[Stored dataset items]
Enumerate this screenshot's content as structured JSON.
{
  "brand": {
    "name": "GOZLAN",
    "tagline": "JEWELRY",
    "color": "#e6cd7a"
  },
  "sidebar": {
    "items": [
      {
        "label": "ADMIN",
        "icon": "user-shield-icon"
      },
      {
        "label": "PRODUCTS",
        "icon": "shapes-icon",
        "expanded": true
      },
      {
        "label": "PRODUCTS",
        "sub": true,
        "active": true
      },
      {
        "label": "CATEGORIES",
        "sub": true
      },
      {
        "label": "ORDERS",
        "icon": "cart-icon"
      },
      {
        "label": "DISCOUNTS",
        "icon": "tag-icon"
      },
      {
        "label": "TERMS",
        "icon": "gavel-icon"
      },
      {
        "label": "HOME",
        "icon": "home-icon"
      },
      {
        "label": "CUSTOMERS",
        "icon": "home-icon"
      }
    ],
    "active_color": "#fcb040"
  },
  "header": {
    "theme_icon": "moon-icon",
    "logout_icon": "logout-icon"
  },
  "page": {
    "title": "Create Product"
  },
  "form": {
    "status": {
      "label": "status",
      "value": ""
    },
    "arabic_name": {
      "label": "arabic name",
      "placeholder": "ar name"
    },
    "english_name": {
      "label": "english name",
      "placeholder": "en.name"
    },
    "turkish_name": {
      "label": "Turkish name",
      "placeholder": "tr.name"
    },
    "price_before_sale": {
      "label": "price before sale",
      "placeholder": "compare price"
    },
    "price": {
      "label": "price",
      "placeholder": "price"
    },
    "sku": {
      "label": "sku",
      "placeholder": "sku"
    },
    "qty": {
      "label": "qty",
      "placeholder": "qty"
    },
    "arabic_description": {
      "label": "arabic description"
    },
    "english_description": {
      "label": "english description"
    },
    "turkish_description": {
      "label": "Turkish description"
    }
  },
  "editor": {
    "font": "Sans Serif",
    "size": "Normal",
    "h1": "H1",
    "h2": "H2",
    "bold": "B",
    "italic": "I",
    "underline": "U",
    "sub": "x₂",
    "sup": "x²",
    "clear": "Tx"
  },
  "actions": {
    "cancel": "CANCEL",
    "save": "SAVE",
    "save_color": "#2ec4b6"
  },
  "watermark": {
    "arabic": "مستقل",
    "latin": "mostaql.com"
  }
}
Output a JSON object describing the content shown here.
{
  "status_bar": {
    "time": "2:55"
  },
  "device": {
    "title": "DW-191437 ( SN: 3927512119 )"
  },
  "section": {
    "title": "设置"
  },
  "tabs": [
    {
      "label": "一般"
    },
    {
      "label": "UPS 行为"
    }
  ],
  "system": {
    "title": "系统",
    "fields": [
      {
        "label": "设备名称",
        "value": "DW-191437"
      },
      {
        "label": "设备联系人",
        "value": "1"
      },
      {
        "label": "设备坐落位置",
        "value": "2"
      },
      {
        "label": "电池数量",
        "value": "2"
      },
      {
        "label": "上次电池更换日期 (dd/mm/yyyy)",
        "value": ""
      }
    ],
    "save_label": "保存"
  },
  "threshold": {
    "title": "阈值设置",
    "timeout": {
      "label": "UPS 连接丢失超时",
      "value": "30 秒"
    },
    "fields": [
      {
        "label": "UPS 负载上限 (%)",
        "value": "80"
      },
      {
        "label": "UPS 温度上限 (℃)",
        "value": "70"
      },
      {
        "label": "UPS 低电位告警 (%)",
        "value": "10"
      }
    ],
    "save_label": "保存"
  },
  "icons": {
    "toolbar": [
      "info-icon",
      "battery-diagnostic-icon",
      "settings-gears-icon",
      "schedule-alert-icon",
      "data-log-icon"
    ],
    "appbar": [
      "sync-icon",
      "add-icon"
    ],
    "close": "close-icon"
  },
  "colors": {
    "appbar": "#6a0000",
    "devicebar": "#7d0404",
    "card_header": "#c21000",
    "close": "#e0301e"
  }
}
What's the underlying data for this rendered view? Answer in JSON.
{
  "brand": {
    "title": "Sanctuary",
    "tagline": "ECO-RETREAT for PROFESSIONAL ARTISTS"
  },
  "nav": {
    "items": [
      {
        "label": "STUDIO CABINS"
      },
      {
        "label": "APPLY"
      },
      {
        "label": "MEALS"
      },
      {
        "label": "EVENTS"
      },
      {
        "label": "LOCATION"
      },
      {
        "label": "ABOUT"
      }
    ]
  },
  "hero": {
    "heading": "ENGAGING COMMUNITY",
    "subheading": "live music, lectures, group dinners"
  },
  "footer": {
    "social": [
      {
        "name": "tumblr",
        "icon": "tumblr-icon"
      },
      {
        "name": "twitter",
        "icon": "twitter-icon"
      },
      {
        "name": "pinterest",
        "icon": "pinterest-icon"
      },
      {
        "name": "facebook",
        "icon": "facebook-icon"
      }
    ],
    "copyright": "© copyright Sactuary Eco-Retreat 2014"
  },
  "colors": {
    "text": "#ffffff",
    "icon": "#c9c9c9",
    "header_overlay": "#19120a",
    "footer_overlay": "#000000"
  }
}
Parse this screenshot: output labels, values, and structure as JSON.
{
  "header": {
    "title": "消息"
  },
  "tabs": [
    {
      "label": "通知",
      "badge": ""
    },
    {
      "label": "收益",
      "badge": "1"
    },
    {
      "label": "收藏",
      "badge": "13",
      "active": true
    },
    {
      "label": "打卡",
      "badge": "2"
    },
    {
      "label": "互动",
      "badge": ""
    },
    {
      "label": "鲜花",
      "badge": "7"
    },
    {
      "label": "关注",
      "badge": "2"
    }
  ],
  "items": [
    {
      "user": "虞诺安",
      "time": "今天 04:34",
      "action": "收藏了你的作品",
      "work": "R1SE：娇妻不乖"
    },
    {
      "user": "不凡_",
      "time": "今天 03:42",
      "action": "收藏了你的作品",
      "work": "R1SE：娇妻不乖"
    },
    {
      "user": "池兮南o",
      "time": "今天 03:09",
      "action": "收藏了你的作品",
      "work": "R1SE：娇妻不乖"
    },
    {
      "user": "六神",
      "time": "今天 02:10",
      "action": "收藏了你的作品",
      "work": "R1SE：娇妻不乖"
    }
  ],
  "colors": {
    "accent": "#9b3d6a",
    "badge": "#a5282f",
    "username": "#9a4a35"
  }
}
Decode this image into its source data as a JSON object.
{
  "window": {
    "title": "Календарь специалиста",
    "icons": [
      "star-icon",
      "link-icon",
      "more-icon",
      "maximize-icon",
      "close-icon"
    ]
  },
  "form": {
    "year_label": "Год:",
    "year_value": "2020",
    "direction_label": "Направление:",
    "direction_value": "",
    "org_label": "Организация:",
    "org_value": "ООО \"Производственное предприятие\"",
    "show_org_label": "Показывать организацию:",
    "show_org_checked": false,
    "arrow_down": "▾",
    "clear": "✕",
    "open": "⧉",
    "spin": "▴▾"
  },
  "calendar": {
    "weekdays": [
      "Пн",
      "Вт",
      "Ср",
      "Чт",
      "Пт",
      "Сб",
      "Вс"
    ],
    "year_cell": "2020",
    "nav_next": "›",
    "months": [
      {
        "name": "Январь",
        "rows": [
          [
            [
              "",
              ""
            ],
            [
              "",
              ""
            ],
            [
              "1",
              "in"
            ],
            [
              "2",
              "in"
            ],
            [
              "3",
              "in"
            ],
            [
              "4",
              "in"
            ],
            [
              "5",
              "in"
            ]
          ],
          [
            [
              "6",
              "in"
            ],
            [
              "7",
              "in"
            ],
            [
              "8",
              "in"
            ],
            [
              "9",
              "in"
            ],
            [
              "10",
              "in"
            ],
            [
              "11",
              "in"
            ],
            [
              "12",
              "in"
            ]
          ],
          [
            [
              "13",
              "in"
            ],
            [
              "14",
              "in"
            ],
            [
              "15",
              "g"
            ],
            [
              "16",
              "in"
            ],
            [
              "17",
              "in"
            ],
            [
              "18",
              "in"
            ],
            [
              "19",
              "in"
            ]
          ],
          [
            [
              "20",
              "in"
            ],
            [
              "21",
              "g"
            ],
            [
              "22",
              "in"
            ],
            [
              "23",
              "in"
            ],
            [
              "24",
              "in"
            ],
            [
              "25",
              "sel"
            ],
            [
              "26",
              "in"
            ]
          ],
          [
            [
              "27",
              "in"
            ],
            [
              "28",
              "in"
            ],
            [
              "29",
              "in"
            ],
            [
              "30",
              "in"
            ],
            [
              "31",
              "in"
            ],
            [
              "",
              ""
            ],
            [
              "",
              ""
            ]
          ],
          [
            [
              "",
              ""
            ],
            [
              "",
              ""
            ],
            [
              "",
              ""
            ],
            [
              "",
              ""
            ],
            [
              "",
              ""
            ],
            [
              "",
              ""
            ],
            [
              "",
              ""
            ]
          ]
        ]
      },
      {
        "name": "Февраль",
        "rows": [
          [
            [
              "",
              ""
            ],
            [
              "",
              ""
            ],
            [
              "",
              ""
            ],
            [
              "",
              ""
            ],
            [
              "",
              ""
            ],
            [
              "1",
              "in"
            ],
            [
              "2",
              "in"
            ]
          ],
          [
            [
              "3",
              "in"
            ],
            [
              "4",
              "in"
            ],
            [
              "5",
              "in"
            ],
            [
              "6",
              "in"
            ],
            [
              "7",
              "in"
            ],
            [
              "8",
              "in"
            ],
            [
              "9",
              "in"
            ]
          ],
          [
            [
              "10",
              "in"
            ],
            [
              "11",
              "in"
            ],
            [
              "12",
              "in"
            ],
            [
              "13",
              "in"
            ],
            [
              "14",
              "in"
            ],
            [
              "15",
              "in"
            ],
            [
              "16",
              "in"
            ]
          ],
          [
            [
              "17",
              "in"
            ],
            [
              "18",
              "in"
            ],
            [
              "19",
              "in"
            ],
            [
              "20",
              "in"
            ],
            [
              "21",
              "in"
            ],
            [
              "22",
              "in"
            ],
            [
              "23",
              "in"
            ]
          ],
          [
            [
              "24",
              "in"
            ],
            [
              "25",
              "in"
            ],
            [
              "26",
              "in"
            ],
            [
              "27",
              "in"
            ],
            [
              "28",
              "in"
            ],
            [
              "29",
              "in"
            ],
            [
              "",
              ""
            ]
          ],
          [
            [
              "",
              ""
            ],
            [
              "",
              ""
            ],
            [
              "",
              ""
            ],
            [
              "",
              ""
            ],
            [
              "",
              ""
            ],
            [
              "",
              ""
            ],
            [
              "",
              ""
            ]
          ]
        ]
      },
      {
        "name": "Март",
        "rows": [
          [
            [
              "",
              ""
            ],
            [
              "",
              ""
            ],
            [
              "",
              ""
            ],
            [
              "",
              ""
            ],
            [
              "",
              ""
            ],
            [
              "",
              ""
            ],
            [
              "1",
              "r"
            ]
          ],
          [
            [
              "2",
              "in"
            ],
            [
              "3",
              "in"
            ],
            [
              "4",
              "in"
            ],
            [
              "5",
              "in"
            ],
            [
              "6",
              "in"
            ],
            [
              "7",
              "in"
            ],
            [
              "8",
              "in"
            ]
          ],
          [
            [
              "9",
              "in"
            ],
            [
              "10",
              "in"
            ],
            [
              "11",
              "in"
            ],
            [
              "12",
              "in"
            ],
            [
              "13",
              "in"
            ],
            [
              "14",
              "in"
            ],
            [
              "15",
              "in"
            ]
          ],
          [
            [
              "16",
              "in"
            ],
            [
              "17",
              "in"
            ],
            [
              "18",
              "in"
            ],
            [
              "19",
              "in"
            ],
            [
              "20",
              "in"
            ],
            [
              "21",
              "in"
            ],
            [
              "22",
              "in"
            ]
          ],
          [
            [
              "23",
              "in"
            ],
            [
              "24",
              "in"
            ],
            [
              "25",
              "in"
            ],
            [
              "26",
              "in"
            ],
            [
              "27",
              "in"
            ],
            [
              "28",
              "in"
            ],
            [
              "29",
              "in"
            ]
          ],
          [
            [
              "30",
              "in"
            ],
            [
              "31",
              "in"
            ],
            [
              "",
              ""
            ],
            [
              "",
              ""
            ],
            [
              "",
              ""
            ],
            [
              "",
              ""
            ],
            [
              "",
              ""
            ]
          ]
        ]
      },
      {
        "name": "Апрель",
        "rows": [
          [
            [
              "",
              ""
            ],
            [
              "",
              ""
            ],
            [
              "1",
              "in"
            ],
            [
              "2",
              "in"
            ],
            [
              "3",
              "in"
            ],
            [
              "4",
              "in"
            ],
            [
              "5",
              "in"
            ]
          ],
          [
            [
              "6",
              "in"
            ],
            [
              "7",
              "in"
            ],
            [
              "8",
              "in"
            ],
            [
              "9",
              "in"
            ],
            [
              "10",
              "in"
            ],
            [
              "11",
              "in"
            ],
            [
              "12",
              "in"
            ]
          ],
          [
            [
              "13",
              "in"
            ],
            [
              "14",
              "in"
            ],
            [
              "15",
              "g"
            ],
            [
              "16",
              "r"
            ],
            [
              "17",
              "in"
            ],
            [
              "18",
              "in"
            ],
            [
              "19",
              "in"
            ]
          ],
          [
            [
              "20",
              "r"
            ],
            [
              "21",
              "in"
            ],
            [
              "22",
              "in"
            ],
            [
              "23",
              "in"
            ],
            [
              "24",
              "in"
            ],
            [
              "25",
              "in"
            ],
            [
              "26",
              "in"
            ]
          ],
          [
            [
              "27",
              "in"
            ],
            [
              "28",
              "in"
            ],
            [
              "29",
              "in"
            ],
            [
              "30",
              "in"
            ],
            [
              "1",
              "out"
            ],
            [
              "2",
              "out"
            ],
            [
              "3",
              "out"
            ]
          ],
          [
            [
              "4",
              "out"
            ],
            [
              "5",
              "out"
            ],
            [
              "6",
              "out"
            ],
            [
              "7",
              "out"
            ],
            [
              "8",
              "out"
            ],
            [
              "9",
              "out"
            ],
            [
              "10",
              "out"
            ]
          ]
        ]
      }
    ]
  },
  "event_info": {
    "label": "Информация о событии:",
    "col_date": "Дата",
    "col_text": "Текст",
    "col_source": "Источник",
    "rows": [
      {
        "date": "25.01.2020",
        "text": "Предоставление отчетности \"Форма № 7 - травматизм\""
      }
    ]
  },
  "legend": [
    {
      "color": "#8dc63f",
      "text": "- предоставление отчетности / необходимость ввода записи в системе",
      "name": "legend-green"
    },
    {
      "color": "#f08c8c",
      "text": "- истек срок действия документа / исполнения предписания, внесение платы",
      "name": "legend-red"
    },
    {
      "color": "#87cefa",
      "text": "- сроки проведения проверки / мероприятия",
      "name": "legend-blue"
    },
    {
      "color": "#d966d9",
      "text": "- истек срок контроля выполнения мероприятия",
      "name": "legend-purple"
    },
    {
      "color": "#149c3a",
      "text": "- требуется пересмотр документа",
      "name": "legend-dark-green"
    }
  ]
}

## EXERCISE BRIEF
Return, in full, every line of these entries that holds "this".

## YOUR SOLUTION
Enumerate this screenshot's content as structured JSON.
What's the underlying data for this rendered view? Answer in JSON.
Parse this screenshot: output labels, values, and structure as JSON.
Decode this image into its source data as a JSON object.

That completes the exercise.